Myrtle Chidester's Story
In June of 2005, I noticed an extreme tenderness near my breast bone as I was dressing. I had been moving furniture, cleaning windows and lifting four year olds (grandkids) so I blamed it on that. Within a week I noticed a new pain, deep within the right side of my chest, that reverberated with every heartbeat. It became more and more unbearable and within two days I was unable to sleep.
I was 51 years old and felt very smug about my fitness level. I was consistently running about sixteen miles a week and had completed a half-marathon the year I turned 50. I was very puzzled at this new persistent pain but not panicked. I could not imagine that anything could be seriously wrong as I was doing all the right things."
Because the pain persisted and seemed to be getting worse, I stopped at the Urgent Care after work one afternoon where the doctor seemed a bit puzzled as he ruled out any heart related condition. He sent me home with a muscle relaxer and strict instructions to follow up with my own physician or the ER if things got worse. That night I made my first of several visits to the ER. After a chest X-ray and other testing the diagnosis was inflammation of the cartilage between the ribs. I was loaded up with pain meds and went home for my first sleep in several days. By noon I was in unbearable pain again. I made an appointment with my primary care physician who was unavailable so I was saw his PA. This was one of the worse experiences that I had during the diagnostic process. I literally was in so much pain that I had tears rolling down my face. The first thing that the PA suggested was my pain may be physiological. Anyway, she called in two other doctors and they had me do a bunch of bending and stretching activities and gave me a referral for physical therapy. I left the office sobbing and called my husband from my car in the parking lot. I had no idea what they thought was wrong and I certainly got no relief for the pain. My husband drove from his work and went in to talk to the doctor, but came out with no answers either.
I made another visit to the ER that night and once again, after I was pumped full of morphine and valium, I was able to go home and sleep. Still no diagnosis but I was told to go back to my primary care doctor. This time I was actually seen by that doctor and he told me that I had shingles. I had serious doubts about this diagnosis but I took the medicine and agreed to try it. With no relief at all after twenty-four hours, I called his office and told them there was really something terribly wrong with me and we needed to do something to find out what it was. A CT scan was ordered and I was able to get it done that day.

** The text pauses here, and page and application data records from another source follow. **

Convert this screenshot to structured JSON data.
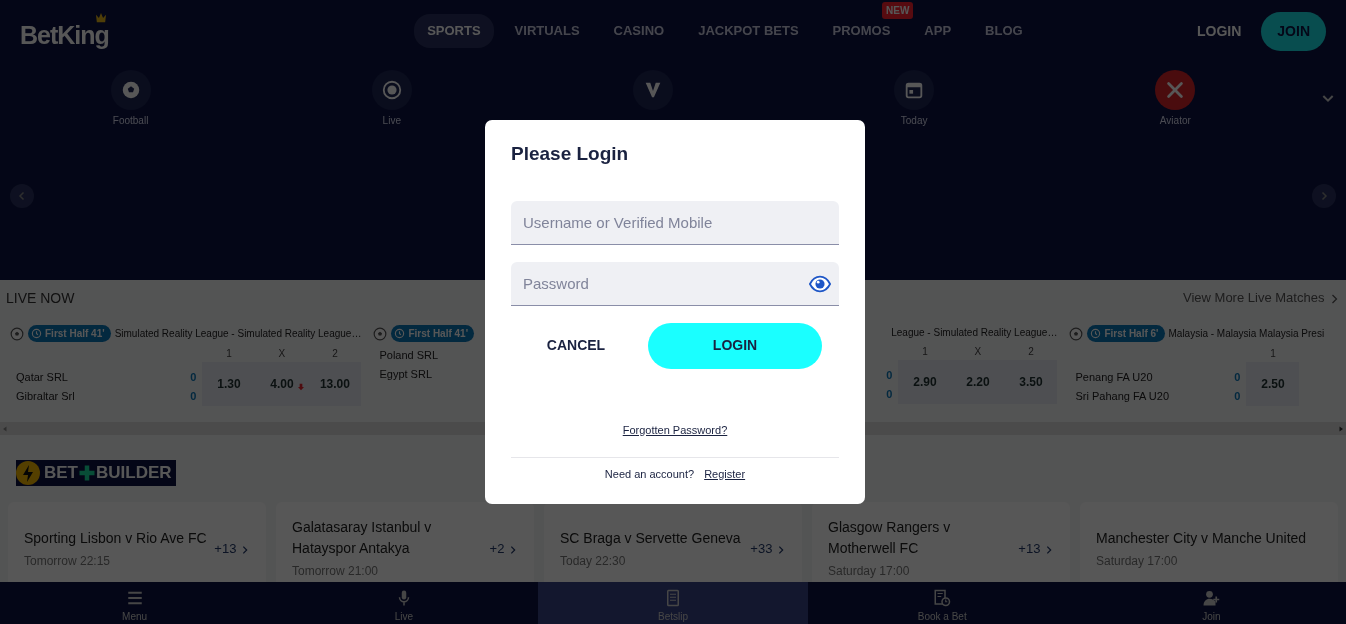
{
  "nav": {
    "logo": "BetKing",
    "links": [
      {
        "label": "SPORTS",
        "selected": true
      },
      {
        "label": "VIRTUALS",
        "selected": false
      },
      {
        "label": "CASINO",
        "selected": false
      },
      {
        "label": "JACKPOT BETS",
        "selected": false
      },
      {
        "label": "PROMOS",
        "selected": false,
        "badge": "NEW"
      },
      {
        "label": "APP",
        "selected": false
      },
      {
        "label": "BLOG",
        "selected": false
      }
    ],
    "login": "LOGIN",
    "join": "JOIN"
  },
  "quick_links": [
    {
      "label": "Football",
      "kind": "football"
    },
    {
      "label": "Live",
      "kind": "live"
    },
    {
      "kind": "virtuals"
    },
    {
      "label": "Today",
      "kind": "today"
    },
    {
      "label": "Aviator",
      "kind": "aviator"
    }
  ],
  "live": {
    "title": "LIVE NOW",
    "more": "View More Live Matches",
    "matches": [
      {
        "status": "First Half 41'",
        "league": "Simulated Reality League - Simulated Reality League…",
        "headers": [
          "1",
          "X",
          "2"
        ],
        "teams": [
          {
            "name": "Qatar SRL",
            "score": "0"
          },
          {
            "name": "Gibraltar Srl",
            "score": "0"
          }
        ],
        "odds": [
          {
            "value": "1.30",
            "falling": false
          },
          {
            "value": "4.00",
            "falling": true
          },
          {
            "value": "13.00",
            "falling": false
          }
        ]
      },
      {
        "status": "First Half 41'",
        "teams": [
          {
            "name": "Poland SRL"
          },
          {
            "name": "Egypt SRL"
          }
        ]
      },
      {
        "league": "League - Simulated Reality League…",
        "headers": [
          "1",
          "X",
          "2"
        ],
        "teams": [
          {
            "score": "0"
          },
          {
            "score": "0"
          }
        ],
        "odds": [
          {
            "value": "2.90",
            "falling": false
          },
          {
            "value": "2.20",
            "falling": false
          },
          {
            "value": "3.50",
            "falling": false
          }
        ]
      },
      {
        "status": "First Half 6'",
        "league": "Malaysia - Malaysia Malaysia Presi",
        "headers": [
          "1"
        ],
        "teams": [
          {
            "name": "Penang FA U20",
            "score": "0"
          },
          {
            "name": "Sri Pahang FA U20",
            "score": "0"
          }
        ],
        "odds": [
          {
            "value": "2.50",
            "falling": false
          }
        ]
      }
    ]
  },
  "bet_builder": {
    "logo": [
      "BET",
      "BUILDER"
    ],
    "matches": [
      {
        "title": "Sporting Lisbon v Rio Ave FC",
        "time": "Tomorrow 22:15",
        "more": "+13"
      },
      {
        "title": "Galatasaray Istanbul v Hatayspor Antakya",
        "time": "Tomorrow 21:00",
        "more": "+2"
      },
      {
        "title": "SC Braga v Servette Geneva",
        "time": "Today 22:30",
        "more": "+33"
      },
      {
        "title": "Glasgow Rangers v Motherwell FC",
        "time": "Saturday 17:00",
        "more": "+13"
      },
      {
        "title": "Manchester City v Manche United",
        "time": "Saturday 17:00"
      }
    ]
  },
  "bottom_nav": [
    {
      "label": "Menu",
      "kind": "menu",
      "selected": false
    },
    {
      "label": "Live",
      "kind": "live",
      "selected": false
    },
    {
      "label": "Betslip",
      "kind": "betslip",
      "selected": true
    },
    {
      "label": "Book a Bet",
      "kind": "book",
      "selected": false
    },
    {
      "label": "Join",
      "kind": "join",
      "selected": false
    }
  ],
  "login_dialog": {
    "title": "Please Login",
    "username": {
      "placeholder": "Username or Verified Mobile"
    },
    "password": {
      "placeholder": "Password"
    },
    "cancel": "CANCEL",
    "login": "LOGIN",
    "forgot": "Forgotten Password?",
    "need_account": "Need an account?",
    "register": "Register"
  }
}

This was another terrible experience in the diagnosis processes. By this time I was always crying from the pain and the waiting room was full of people staring at me and asking my husband if I was okay. After the scan, the technician came into the crowded waiting room and said loudly, "Mrs. Chidester, do you smoke?" So much for HIPPA. To me she almost seemed gleeful. Anyway, I was not putting two and two together, but after I answered "no" she informed me that my doctor was on the telephone. I was still coherent enough to know that this was not a good sign. I handed the phone to my husband after I heard that I had a mass on my lung. I still had really no comprehension of the diagnosis, but was getting the idea that it was serious.
I was admitted to the hospital for pain control and more diagnostic testing. When those tests were completed, I met my oncologist who told my husband and me that I have lung cancer. I do not remember too much about that except that he was very kind and honest as he told us that it had progressed to the point that there was no cure. There really are no words to relay the shock and devastation that we felt. I never even knew that someone like me could get lung cancer and that most people are diagnosed too late for any chance of a cure.
This was the beginning of my journey with multiple chemo regimens, radiation and cyberknife. As soon as my pain was under control I started to look to my community for some support and information and I found none. I was so miserable — there is nothing worse than feeling as if you are the only one in the world this is happening to. The more that I learned about lung cancer the more angry I was that it is deemed a self-inflicted and thus deserved disease. My goal is that every lung cancer patient and their families have access to the latest treatment information and can find some emotional support. It is also extremely important to me to let people know that if they have lungs, they are at risk. I believe that my diagnosis would have been less traumatic had I and others involved in the diagnostic process had known the facts about lung cancer.
I am looking forward to celebrating the five year mark since my diagnosis of stage IV non small cell lung cancer. I continue with treatment that has allowed the cancer to remain stable.
(Myrtle lost her battle with lung cancer February 20, 2012 but her vision and inspiration to bring awareness to this terrible disease live on through Lung Cancer Connection.)